■ WORK ORDER
I would like every line of the records below that contains the word "Species" copied.

Recorded data
# # # #

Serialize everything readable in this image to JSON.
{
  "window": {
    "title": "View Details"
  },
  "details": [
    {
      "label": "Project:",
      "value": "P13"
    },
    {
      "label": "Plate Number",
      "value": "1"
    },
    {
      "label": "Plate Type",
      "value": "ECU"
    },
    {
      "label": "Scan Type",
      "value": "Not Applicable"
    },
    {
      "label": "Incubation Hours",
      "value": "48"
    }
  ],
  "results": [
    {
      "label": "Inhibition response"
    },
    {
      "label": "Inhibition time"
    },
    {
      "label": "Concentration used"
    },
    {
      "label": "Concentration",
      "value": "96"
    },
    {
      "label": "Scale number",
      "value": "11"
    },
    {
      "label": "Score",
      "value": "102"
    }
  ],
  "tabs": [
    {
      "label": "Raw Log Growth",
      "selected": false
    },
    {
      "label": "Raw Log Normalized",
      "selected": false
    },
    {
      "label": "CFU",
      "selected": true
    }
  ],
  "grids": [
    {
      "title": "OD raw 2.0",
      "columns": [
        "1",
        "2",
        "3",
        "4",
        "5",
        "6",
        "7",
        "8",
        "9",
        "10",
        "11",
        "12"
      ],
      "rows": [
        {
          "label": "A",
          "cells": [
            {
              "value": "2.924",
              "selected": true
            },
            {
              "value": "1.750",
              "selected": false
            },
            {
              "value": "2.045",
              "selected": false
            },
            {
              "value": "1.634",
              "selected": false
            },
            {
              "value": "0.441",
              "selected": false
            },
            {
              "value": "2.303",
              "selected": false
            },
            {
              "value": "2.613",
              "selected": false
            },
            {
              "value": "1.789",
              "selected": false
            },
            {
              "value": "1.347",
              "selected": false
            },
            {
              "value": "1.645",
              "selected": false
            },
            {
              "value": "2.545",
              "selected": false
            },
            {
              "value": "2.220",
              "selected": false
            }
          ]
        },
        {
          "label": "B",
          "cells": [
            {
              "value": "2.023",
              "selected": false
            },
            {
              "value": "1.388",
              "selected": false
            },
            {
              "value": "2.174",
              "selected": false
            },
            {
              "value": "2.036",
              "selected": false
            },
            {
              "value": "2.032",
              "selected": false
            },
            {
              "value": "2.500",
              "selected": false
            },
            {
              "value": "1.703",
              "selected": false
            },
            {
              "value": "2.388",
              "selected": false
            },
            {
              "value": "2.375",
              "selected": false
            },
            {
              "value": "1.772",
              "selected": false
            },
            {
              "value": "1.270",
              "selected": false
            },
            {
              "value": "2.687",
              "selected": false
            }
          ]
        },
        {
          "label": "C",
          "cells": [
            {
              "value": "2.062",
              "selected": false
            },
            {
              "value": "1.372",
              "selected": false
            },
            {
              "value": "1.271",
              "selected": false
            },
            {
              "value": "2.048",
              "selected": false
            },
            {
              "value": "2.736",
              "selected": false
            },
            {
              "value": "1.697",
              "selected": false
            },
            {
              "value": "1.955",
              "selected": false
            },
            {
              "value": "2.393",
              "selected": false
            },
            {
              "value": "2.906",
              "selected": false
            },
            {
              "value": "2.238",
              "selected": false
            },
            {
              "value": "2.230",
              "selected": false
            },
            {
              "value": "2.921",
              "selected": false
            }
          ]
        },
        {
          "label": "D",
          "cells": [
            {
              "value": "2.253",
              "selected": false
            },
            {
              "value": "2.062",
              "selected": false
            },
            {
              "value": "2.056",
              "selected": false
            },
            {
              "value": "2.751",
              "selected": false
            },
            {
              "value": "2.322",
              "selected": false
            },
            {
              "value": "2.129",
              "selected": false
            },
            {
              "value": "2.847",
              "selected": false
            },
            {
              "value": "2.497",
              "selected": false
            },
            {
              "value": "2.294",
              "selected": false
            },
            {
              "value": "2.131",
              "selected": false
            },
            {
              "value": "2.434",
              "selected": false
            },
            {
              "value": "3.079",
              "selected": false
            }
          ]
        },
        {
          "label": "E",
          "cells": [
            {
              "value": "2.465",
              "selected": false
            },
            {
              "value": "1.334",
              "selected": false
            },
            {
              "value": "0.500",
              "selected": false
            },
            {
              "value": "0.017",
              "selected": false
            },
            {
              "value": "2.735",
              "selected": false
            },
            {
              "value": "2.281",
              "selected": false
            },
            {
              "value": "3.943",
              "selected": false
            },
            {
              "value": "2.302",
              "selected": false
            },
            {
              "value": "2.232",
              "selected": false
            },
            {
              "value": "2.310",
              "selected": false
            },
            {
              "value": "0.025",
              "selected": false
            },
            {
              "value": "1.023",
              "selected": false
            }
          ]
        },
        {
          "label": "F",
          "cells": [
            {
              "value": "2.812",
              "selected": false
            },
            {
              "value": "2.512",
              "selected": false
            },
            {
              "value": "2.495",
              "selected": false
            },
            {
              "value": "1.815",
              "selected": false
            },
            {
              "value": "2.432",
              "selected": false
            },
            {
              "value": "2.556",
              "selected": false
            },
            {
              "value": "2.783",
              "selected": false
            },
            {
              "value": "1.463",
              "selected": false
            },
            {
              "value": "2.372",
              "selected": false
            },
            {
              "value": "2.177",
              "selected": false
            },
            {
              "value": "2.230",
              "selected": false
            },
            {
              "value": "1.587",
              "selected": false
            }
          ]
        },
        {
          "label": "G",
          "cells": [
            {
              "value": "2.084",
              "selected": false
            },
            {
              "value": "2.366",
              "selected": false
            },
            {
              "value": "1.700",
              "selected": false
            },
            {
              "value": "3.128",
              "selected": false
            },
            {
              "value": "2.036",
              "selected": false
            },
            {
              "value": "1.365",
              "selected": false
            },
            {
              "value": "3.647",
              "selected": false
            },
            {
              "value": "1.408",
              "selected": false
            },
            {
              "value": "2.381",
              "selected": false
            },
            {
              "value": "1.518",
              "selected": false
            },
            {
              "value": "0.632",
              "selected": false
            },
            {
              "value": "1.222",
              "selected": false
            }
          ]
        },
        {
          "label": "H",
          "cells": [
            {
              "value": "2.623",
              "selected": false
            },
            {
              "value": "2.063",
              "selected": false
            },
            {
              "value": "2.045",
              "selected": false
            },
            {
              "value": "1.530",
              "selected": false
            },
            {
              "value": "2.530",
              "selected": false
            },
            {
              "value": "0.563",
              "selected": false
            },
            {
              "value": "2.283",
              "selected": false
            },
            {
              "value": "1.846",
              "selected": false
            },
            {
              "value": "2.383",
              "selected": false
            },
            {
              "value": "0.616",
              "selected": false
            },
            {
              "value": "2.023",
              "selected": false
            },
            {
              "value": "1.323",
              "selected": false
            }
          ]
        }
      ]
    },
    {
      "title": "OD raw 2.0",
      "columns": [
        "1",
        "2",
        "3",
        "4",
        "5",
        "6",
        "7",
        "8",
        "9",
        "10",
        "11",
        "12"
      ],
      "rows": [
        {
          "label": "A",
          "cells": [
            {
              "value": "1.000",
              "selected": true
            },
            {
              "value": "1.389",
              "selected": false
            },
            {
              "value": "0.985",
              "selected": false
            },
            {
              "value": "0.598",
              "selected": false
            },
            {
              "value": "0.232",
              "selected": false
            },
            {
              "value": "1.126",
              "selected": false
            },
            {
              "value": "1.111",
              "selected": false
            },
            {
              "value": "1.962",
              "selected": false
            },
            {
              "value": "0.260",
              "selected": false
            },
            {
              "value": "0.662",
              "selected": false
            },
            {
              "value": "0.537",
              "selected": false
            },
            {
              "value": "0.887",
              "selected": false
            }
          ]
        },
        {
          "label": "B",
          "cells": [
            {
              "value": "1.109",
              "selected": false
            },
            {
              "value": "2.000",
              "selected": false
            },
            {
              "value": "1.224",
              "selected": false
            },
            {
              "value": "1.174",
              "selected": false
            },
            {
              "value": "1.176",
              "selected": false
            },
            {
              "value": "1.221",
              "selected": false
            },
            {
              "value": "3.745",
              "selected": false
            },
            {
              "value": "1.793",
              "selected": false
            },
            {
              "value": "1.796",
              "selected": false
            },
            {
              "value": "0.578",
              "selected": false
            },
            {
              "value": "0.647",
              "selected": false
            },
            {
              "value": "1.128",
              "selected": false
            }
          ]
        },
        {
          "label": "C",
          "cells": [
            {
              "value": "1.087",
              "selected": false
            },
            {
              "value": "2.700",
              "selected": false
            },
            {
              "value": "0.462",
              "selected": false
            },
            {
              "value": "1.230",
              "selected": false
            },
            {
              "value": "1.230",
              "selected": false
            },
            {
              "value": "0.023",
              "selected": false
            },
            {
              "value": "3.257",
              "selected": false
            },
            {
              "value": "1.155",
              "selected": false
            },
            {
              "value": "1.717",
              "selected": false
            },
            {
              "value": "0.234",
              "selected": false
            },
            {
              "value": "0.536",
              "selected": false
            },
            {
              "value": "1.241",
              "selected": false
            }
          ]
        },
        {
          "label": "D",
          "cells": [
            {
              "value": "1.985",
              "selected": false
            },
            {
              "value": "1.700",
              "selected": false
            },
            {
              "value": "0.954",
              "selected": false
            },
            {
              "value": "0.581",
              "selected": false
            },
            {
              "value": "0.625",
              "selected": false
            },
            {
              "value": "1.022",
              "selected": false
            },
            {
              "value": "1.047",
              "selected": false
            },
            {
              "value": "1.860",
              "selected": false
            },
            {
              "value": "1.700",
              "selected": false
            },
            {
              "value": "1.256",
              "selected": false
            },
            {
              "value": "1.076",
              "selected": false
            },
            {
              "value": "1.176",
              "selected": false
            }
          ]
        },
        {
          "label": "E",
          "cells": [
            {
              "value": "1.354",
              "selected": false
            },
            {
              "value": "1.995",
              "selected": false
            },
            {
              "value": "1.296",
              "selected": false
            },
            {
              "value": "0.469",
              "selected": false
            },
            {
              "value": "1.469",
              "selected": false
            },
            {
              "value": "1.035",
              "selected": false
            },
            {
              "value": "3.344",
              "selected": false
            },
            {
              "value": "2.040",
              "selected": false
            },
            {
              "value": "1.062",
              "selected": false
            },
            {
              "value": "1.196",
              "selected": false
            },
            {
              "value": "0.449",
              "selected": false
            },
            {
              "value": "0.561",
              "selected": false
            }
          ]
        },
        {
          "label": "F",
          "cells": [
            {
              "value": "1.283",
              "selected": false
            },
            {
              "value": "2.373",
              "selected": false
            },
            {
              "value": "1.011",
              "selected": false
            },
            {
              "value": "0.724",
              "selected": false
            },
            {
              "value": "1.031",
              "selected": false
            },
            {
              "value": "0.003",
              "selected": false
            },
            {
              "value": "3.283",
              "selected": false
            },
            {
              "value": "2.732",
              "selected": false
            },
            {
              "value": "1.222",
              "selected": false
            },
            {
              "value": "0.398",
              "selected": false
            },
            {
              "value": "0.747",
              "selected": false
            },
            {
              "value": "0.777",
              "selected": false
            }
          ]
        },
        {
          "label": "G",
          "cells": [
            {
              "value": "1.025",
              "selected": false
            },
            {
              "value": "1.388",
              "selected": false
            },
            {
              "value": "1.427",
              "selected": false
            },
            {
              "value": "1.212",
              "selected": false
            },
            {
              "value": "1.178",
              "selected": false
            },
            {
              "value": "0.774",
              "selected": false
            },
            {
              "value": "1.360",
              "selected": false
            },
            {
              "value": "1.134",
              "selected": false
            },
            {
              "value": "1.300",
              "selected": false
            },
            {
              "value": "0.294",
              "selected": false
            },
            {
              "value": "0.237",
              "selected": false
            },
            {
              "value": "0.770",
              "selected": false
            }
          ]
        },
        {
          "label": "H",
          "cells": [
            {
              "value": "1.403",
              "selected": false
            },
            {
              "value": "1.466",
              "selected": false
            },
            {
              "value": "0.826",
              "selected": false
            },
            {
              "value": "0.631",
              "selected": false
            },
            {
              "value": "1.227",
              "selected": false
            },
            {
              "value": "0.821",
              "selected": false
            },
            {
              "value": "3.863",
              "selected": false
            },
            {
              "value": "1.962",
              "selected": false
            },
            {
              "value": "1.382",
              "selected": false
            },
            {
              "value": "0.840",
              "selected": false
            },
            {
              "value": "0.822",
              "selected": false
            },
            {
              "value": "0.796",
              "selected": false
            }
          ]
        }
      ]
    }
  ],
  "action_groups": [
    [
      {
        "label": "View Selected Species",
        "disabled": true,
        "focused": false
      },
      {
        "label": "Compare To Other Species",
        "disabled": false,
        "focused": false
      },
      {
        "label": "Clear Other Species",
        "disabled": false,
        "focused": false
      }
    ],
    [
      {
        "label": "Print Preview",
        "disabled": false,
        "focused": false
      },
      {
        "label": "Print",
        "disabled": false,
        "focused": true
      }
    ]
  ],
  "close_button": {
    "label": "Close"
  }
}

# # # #

■ RESPONSE TO THIS TASK
        "label": "View Selected Species",
        "label": "Compare To Other Species",
        "label": "Clear Other Species",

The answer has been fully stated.